╔══
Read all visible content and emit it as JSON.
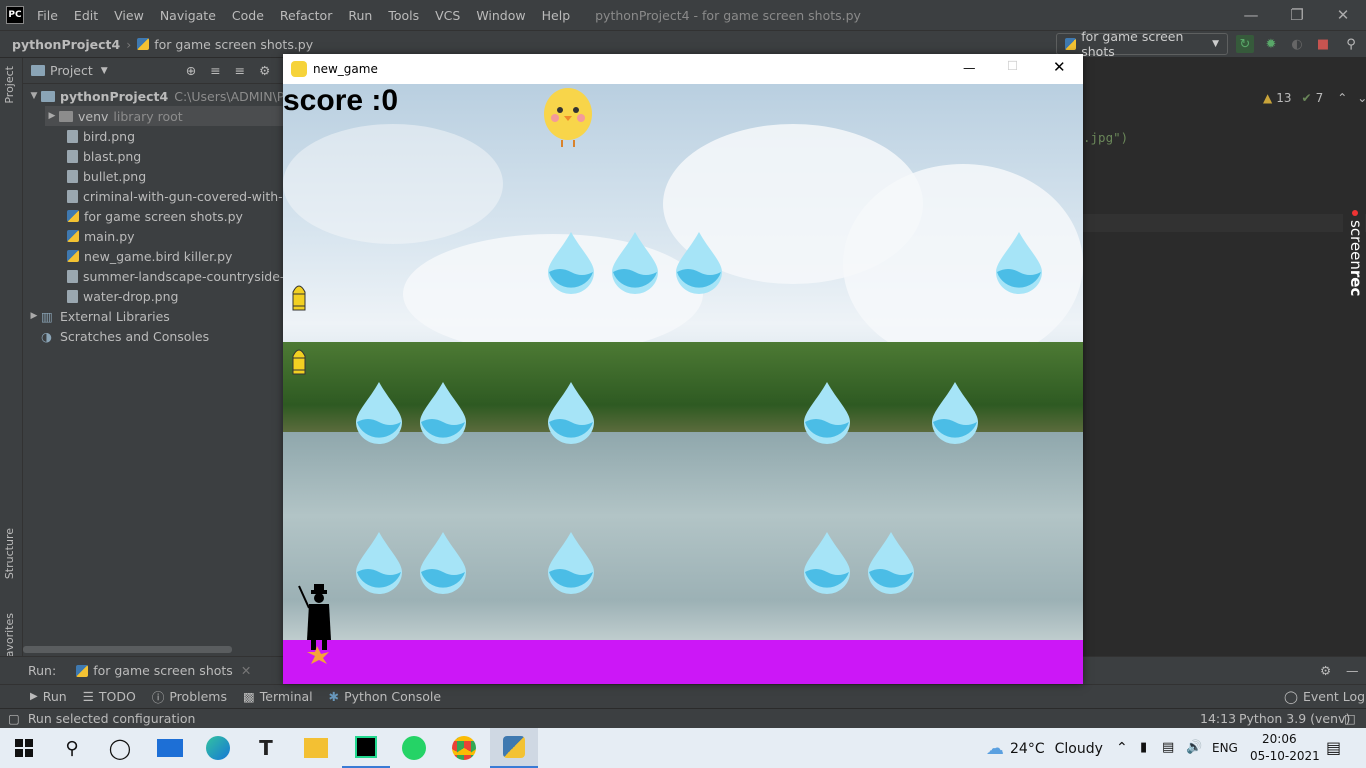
{
  "titlebar": {
    "app_logo": "PC",
    "menus": [
      "File",
      "Edit",
      "View",
      "Navigate",
      "Code",
      "Refactor",
      "Run",
      "Tools",
      "VCS",
      "Window",
      "Help"
    ],
    "title": "pythonProject4 - for game screen shots.py"
  },
  "navbar": {
    "project": "pythonProject4",
    "file": "for game screen shots.py",
    "run_config": "for game screen shots"
  },
  "project_panel": {
    "header": "Project",
    "root_name": "pythonProject4",
    "root_path": "C:\\Users\\ADMIN\\Pycha",
    "venv": "venv",
    "venv_note": "library root",
    "files": [
      "bird.png",
      "blast.png",
      "bullet.png",
      "criminal-with-gun-covered-with-coat",
      "for game screen shots.py",
      "main.py",
      "new_game.bird killer.py",
      "summer-landscape-countryside-with-",
      "water-drop.png"
    ],
    "external": "External Libraries",
    "scratches": "Scratches and Consoles"
  },
  "side_tabs": {
    "project": "Project",
    "structure": "Structure",
    "favorites": "Favorites"
  },
  "editor": {
    "warnings": "13",
    "weak_warnings": "7",
    "code_fragment": ".jpg\")"
  },
  "screenrec": {
    "prefix": "screen",
    "suffix": "rec"
  },
  "game": {
    "title": "new_game",
    "score_text": "score :0",
    "floor_color": "#cc17f7"
  },
  "run_bar": {
    "label": "Run:",
    "tab": "for game screen shots"
  },
  "bottom_tabs": [
    "Run",
    "TODO",
    "Problems",
    "Terminal",
    "Python Console"
  ],
  "event_log": "Event Log",
  "status": {
    "message": "Run selected configuration",
    "position": "14:13",
    "interpreter": "Python 3.9 (venv)"
  },
  "taskbar": {
    "weather_temp": "24°C",
    "weather_text": "Cloudy",
    "lang": "ENG",
    "time": "20:06",
    "date": "05-10-2021"
  }
}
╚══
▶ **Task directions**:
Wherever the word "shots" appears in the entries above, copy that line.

▶ **Task response**:
    "title": "pythonProject4 - for game screen shots.py"
    "file": "for game screen shots.py",
    "run_config": "for game screen shots"
      "for game screen shots.py",
    "tab": "for game screen shots"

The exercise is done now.